The Residue Prevention manual was sponsored by Charm Sciences, IDEXX, and Pfizer Animal Health. No check-off finds were used in the development and distribution of this manual.
For more information on the residue prevention manual or the National Dairy FARM Program, contact Betsy Flores at (703) 243-6111.
USDA Forecasts Record Net Farm IncomeDecember 02, 2011
The USDA’s Economic Research Service (ERS) is forecasting U.S. net farm income to total $100.9 billion in 2011, 29% higher than in 2010. NMPF estimates from ERS data that, among dairy farms, net farm income is projected to rise 58%, to $11.5 billion, up about $4.2 billion. Because cost, including feed, rose substantially in 2011, this rise in net income is only half of the projected $8 billion increase in milk and milk product sales, which are projected at a record $39.4 billion.
More information can be found online.
CWT Export Assistance Program ExtendedDecember 02, 2011
Dairy cooperatives and individual farmers representing 70.1% of the nation’s milk have committed two cents per hundred pounds of milk to Cooperatives Working Together (CWT) for 2012 and 2013. As a result of reaching the minimum participation level that the CWT Committee established, the Export Assistance program will carry on with assisting member cooperatives in selling U.S. cheese to key markets around the world. The two-cent investment will begin with milk marketed in January 2012, and continue on member milk marketings through December 2013.
Meanwhile, CWT members continued to aggressively sell American cheeses to key markets in November. A total of 9.5 million pounds of cheddar and Monterey Jack cheese, scheduled for shipment through April 2012, will receive assistance from CWT. This brings the total export sales assisted so far in 2011 to 88.3 million pounds going to 25 countries on four continents.
CWT requires extensive documentation from cooperative members showing that the product was delivered in order for assistance payments to be made.
Farm Bill Agreement Contains Dairy Reform ProposalDecember 02, 2011
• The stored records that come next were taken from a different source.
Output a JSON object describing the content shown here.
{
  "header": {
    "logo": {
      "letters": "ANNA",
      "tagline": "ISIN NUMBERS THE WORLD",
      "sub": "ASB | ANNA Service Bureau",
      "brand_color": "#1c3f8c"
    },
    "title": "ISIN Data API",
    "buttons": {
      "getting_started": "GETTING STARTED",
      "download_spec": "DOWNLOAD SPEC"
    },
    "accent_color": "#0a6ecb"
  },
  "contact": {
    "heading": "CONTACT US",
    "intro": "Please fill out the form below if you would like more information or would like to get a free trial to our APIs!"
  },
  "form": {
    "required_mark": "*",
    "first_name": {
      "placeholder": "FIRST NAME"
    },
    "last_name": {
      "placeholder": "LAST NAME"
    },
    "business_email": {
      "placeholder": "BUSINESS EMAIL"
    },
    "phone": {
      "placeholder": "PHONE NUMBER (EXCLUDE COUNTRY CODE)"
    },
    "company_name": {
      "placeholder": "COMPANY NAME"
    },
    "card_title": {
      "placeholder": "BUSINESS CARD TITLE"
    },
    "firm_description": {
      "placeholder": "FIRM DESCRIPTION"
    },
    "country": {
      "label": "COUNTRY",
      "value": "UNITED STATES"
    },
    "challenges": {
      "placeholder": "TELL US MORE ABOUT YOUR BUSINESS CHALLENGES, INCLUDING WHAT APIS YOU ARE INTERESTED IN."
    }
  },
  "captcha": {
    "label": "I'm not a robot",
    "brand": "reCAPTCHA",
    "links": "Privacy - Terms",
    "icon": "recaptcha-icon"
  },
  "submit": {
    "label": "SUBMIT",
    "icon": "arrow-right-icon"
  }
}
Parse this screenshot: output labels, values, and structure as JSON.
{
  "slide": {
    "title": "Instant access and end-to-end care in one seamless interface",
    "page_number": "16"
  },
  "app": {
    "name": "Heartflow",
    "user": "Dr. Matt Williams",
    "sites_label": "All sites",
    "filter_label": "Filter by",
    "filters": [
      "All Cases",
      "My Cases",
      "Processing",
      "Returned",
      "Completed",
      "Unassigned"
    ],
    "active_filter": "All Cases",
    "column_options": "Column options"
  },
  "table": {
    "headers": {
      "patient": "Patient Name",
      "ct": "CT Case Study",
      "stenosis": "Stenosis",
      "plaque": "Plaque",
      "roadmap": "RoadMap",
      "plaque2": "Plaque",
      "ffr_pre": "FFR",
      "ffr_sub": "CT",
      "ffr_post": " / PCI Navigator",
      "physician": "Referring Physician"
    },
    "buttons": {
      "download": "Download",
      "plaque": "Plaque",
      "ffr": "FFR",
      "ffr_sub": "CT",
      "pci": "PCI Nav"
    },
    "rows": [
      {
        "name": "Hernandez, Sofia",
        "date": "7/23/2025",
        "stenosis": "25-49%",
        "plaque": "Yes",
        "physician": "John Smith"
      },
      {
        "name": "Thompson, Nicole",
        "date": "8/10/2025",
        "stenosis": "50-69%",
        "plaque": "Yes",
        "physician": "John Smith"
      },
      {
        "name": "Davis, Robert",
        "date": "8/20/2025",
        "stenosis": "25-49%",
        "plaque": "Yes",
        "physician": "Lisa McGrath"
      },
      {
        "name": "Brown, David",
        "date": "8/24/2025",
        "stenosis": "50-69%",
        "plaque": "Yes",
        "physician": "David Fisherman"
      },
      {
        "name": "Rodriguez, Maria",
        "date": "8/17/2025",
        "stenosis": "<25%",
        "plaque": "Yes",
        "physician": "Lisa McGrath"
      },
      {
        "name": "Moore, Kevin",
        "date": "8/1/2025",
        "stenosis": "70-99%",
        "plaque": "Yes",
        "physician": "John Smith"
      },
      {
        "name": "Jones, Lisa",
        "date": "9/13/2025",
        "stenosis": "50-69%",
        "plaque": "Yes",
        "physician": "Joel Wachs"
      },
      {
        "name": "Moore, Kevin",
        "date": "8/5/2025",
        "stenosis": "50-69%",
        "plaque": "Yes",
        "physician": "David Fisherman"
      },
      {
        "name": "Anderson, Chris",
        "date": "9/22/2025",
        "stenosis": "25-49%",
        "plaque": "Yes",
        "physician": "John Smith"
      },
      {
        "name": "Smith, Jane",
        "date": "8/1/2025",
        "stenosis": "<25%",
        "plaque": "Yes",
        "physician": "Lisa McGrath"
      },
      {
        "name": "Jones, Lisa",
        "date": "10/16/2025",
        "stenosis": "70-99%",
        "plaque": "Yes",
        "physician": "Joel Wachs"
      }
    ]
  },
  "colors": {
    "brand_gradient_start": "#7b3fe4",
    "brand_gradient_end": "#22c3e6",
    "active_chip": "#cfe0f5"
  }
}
Even though the congressional supercommittee process failed to reach an agreement on how to make $1.2 trillion in spending cuts, the leaders of the House and Senate Agriculture committees did agree last month to a 2012 Farm Bill framework that includes the NMPF-backed Dairy Security Act.
The top Democrats and Republicans on the House and Senate panels had been negotiating throughout the autumn on the outlines of a new farm bill, in an effort to reduce overall agriculture spending by $23 billion. That effort paralleled the larger supercommittee process that targeted farm programs as part of its package of trillion-dollar cuts. Because the Dairy Security Act provides a budget savings compared to current policies – and because it offers farmers a better safety net – the Ag committee negotiators included the DSA as part of the overall package.
Specifically, both the Dairy Margin Protection Program and the Dairy Market Stabilization Program were featured in the Farm Bill draft, while the Dairy Product Price Support Program, the Milk Income Loss Contract Program and the Dairy Export Incentive Program were eliminated.
Although the demise of the supercommittee process has now pushed consideration of the next Farm Bill into 2012, NMPF is confident that the Dairy Security Act remains the foundation of dairy policy reform as the next Farm Bill is refined. NMPF will continue working with its members to urge House and Senate members to build on the agreement achieved last month, so that dairy policy reform can be finalized next year.